Earlier today, the SEC announced that it would pay an unidentified compliance officer a whistleblower bounty award of between $1.4 and $1.6 million. This is the second award that the SEC has made to a whistleblower with internal audit or compliance responsibilities. According to the SEC, the recipient of the bounty award “had a reasonable basis to believe that disclosure to the SEC was necessary to prevent imminent misconduct from causing substantial financial harm to the company or investors.”
On August 7, 2014, Judge Castel of the Southern District of New York dismissed a False Claims Act (“FCA”) complaint that was based primarily on allegations that the defendant Hospital improperly focused on referral revenue in its physician compensation decisions. The Court insisted that an FCA complaint must set forth specific facts supporting the allegations regarding the impropriety of the payments and at least representative actual claims submitted.

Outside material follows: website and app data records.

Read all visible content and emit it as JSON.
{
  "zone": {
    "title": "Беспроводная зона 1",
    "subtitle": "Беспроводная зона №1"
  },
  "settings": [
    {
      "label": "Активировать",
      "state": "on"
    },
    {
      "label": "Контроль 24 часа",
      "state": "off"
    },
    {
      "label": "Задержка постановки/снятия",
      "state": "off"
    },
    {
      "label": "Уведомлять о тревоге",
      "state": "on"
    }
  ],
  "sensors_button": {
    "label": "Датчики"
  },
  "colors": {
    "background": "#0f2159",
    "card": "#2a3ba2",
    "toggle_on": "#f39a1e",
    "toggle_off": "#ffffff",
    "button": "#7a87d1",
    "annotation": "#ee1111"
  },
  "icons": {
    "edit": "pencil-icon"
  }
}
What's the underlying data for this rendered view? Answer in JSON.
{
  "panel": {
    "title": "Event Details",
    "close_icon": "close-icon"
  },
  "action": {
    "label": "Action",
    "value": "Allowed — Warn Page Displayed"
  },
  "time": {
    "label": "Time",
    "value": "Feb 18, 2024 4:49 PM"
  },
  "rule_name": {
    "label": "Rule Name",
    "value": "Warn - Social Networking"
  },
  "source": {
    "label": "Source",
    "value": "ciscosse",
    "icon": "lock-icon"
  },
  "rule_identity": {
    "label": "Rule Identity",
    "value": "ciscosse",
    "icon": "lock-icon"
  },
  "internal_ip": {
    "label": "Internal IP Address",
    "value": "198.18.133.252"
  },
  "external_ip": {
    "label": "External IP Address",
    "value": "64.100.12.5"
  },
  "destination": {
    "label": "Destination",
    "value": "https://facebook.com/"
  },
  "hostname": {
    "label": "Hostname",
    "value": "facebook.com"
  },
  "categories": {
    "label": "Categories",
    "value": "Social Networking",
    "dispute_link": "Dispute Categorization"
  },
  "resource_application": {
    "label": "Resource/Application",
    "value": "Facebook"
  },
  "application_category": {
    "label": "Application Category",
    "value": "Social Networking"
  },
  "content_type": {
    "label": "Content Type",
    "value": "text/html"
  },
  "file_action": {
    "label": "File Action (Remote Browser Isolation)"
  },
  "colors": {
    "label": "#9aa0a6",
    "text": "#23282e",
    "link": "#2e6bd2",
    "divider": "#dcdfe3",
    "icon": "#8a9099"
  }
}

On November 4th, the Senate voted unanimously to expand whistleblower protections in criminal antitrust cases by passing the Criminal Antitrust Anti-Retaliation Act (CAARA). This bill provides whistleblower protections to so-called innocent third party whistleblowers.
Stephen Cohen, Associate Director in the Securities and Exchange Commission’s (SEC) Enforcement Division, recently advised companies being investigated to flaunt their compliance programs to the agency, according to an article in the Wall Street Journal (subscription required). More specifically, while speaking on a panel at the 2013 Corporate Whistleblowing Forum, Mr. Cohen suggested that companies would benefit during investigations if they demonstrate a strong internal compliance program and a culture of compliance and ethics. Officials from the Justice Department and Commodity Futures Trading Commission, who also spoke on the panel, agreed and reiterated that companies may garner goodwill if they are forthcoming with information and proactive when problems arise.
In yet another large recovery for the DOJ, on December 6, 2012, DFB Pharmaceuticals, and its subsidiary, Healthpoint Ltd., agreed as part of a settlement to pay up to $48 million to resolve allegations that Healthpoint caused false claims to be submitted to Medicare and Medicaid for an unapproved drug, Xenaderm. This settlement resulted from allegations against Healthpoint in a multi-defendant whistleblower action brought under the qui tam, or whistleblower, provisions of the False Claims Act.
On December 4, the Justice Department announced a record-breaking recovery of $4.9 billion in settlements and judgments in civil cases brought under the False Claims Act (FCA) for the fiscal year ending September 20, 2012. This year’s recovery eclipses the prior record by more than $1.7 billion. The last fiscal year’s recovery comprises more than a third of the total recoveries of $24.2 billion since the Act was amended in 1986.